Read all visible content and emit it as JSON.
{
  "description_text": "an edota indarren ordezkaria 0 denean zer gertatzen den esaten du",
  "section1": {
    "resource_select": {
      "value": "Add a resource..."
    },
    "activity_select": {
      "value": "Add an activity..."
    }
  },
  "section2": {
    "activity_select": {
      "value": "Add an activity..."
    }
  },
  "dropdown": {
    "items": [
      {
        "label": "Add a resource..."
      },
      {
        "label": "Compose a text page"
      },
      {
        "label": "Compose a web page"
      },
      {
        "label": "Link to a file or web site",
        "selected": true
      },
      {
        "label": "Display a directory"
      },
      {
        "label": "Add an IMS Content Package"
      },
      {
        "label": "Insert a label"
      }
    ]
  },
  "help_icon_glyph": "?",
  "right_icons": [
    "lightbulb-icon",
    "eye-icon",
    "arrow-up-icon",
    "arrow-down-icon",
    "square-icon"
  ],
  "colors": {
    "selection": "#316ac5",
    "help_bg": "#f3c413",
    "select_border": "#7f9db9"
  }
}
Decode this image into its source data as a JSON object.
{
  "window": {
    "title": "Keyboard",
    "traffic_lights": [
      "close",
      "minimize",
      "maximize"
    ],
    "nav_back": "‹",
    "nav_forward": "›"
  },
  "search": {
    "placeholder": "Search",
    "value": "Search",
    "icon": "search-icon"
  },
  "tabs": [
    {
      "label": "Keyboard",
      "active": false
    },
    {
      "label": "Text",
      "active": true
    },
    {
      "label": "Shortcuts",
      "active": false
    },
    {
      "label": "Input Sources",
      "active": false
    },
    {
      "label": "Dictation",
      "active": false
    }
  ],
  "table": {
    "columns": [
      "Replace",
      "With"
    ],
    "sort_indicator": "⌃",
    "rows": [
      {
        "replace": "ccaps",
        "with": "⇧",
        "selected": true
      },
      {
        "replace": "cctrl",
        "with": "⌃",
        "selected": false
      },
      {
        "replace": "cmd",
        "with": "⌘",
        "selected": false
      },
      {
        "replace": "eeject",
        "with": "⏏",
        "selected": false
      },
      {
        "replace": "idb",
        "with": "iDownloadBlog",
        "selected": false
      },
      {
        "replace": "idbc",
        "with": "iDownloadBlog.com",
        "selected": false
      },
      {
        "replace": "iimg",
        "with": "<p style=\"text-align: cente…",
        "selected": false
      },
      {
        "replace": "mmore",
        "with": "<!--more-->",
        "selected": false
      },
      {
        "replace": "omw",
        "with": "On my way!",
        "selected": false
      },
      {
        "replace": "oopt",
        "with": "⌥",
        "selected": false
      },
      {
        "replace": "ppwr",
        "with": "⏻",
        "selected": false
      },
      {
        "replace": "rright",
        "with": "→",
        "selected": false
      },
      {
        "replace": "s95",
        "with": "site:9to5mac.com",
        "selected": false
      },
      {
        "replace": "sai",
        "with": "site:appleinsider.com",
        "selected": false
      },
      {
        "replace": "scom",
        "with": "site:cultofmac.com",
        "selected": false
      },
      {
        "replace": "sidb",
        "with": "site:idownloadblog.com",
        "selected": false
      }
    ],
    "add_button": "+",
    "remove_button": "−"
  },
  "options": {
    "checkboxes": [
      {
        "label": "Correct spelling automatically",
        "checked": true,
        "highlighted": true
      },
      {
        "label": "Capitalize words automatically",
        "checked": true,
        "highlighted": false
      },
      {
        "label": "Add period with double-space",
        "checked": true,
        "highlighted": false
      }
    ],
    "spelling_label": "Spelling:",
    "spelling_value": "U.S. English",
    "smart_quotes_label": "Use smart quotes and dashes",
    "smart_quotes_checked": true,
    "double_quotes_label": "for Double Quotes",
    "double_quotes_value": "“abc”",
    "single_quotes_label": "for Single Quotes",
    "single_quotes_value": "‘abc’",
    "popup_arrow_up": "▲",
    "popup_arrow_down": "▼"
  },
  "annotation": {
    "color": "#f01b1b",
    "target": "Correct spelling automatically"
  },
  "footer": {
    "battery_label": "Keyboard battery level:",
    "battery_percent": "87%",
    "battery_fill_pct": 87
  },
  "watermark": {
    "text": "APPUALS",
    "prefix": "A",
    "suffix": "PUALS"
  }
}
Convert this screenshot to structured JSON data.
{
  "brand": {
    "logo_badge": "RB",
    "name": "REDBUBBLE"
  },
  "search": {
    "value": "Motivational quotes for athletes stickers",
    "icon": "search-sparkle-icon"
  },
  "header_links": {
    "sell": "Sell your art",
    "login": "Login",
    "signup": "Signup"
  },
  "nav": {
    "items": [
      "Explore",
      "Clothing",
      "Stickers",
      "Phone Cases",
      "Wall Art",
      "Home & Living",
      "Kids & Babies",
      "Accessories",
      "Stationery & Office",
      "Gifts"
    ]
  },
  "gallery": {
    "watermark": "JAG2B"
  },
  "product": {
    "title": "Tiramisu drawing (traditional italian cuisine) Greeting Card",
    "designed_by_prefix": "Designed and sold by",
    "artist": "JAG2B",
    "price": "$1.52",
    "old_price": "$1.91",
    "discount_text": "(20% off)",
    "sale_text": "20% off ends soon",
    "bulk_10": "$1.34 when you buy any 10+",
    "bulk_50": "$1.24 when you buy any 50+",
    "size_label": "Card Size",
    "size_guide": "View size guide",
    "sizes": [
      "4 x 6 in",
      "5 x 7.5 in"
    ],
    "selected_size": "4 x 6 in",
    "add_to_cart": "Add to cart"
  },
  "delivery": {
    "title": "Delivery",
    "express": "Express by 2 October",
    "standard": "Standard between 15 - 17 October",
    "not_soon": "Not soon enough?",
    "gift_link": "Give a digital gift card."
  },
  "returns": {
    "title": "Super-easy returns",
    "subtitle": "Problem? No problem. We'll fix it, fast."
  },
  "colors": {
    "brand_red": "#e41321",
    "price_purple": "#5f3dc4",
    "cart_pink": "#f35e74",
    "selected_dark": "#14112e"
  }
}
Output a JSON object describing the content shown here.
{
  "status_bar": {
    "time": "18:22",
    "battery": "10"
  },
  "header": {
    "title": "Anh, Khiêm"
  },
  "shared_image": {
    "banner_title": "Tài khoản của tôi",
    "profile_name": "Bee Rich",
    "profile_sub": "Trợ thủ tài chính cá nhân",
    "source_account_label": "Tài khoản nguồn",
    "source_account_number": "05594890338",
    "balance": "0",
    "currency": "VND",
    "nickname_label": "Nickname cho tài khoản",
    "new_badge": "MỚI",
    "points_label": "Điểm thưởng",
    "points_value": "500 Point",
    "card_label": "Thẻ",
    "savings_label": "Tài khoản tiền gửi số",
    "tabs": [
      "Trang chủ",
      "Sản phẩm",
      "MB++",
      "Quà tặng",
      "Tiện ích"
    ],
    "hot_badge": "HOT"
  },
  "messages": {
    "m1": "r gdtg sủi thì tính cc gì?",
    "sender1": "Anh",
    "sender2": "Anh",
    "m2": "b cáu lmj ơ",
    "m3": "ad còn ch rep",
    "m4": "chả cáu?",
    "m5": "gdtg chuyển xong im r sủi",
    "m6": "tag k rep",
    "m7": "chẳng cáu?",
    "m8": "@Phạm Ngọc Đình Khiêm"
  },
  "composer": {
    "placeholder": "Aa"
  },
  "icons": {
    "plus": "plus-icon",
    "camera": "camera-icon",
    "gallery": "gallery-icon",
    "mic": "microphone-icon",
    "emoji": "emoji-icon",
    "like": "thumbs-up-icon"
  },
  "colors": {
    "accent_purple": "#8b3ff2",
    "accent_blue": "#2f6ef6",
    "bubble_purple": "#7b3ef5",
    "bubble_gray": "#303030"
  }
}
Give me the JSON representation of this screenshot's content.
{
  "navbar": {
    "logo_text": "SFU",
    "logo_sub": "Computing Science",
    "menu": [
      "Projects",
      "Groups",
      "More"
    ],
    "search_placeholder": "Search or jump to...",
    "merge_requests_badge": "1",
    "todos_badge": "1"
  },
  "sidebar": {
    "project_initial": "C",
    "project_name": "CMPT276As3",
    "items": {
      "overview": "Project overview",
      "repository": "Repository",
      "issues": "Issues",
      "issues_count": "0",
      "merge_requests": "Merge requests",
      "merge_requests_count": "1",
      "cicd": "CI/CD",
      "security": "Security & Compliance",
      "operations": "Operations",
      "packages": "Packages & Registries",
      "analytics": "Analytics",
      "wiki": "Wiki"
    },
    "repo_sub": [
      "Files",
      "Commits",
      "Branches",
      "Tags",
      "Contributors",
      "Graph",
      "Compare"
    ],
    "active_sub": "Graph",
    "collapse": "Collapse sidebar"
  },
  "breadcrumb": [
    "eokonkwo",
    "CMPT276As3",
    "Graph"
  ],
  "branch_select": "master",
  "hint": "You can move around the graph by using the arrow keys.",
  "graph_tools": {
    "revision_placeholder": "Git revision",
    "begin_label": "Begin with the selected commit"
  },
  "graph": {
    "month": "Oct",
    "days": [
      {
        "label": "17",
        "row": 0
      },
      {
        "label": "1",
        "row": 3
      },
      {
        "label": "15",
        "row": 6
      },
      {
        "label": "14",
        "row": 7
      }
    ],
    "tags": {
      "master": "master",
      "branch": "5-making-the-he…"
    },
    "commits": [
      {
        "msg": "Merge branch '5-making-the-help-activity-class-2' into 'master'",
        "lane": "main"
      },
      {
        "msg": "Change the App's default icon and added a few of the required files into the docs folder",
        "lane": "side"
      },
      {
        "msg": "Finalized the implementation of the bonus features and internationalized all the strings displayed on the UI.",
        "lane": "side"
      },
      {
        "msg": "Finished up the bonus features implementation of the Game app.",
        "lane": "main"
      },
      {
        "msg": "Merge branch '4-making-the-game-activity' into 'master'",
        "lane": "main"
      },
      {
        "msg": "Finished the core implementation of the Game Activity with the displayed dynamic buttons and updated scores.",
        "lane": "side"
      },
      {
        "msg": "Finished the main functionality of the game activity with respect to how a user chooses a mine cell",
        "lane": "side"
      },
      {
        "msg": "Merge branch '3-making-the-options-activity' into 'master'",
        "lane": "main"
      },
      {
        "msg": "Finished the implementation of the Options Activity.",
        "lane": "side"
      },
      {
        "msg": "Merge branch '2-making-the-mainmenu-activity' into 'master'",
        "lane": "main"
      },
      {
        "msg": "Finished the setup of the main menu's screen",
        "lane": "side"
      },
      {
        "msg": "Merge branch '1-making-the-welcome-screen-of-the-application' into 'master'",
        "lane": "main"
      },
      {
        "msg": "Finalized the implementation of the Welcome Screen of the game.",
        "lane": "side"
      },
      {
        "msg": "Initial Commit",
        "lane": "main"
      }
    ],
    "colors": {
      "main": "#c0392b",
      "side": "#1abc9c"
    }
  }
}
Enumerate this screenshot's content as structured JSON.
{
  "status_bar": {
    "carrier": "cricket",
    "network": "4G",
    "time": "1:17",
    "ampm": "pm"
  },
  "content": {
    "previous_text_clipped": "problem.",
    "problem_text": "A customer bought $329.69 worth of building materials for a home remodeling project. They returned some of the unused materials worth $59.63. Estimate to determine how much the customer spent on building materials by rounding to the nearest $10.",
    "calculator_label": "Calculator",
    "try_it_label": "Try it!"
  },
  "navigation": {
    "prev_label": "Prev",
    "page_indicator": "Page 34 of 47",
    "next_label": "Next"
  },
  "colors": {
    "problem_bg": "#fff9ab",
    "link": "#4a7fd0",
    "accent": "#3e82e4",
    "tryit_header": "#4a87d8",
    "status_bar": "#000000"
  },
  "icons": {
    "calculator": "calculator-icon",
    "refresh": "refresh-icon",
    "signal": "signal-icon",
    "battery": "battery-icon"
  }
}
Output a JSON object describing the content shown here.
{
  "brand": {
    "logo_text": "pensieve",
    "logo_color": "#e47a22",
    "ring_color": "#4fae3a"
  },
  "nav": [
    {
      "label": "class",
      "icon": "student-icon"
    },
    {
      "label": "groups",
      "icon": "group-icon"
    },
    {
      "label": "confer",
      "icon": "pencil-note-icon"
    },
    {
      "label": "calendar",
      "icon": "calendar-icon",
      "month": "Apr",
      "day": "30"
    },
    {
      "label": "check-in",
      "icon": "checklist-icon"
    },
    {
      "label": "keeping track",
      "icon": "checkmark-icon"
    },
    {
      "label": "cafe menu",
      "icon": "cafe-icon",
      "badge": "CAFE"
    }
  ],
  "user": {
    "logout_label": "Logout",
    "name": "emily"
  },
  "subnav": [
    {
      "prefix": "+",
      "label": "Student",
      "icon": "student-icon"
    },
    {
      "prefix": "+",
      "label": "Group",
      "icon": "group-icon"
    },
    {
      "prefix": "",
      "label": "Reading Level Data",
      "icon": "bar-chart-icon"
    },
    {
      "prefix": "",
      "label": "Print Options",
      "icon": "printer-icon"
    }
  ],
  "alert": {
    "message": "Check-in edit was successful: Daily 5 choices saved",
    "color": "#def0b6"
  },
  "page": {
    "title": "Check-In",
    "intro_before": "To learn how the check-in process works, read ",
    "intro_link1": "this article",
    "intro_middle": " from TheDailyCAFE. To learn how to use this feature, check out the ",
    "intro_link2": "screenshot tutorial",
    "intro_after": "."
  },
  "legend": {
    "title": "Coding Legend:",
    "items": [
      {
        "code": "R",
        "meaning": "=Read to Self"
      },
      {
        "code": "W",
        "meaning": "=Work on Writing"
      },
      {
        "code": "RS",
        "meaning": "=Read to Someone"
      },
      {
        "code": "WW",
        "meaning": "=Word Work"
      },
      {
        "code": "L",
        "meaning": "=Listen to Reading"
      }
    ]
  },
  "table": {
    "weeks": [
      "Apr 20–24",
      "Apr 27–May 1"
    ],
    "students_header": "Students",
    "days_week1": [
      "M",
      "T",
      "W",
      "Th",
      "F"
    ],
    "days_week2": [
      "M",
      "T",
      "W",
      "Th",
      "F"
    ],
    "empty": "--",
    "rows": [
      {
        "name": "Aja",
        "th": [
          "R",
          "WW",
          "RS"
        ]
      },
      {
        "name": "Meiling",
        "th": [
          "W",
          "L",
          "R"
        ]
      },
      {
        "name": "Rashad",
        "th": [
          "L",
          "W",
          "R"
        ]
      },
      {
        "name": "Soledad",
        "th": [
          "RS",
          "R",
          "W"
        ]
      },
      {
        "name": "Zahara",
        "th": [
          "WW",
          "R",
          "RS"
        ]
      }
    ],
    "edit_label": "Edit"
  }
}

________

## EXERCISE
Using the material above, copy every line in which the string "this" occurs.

## OUTPUT BELOW
Decode this image into its source data as a JSON object.
Convert this screenshot to structured JSON data.
Give me the JSON representation of this screenshot's content.
Enumerate this screenshot's content as structured JSON.
    "intro_link1": "this article",
    "intro_middle": " from TheDailyCAFE. To learn how to use this feature, check out the ",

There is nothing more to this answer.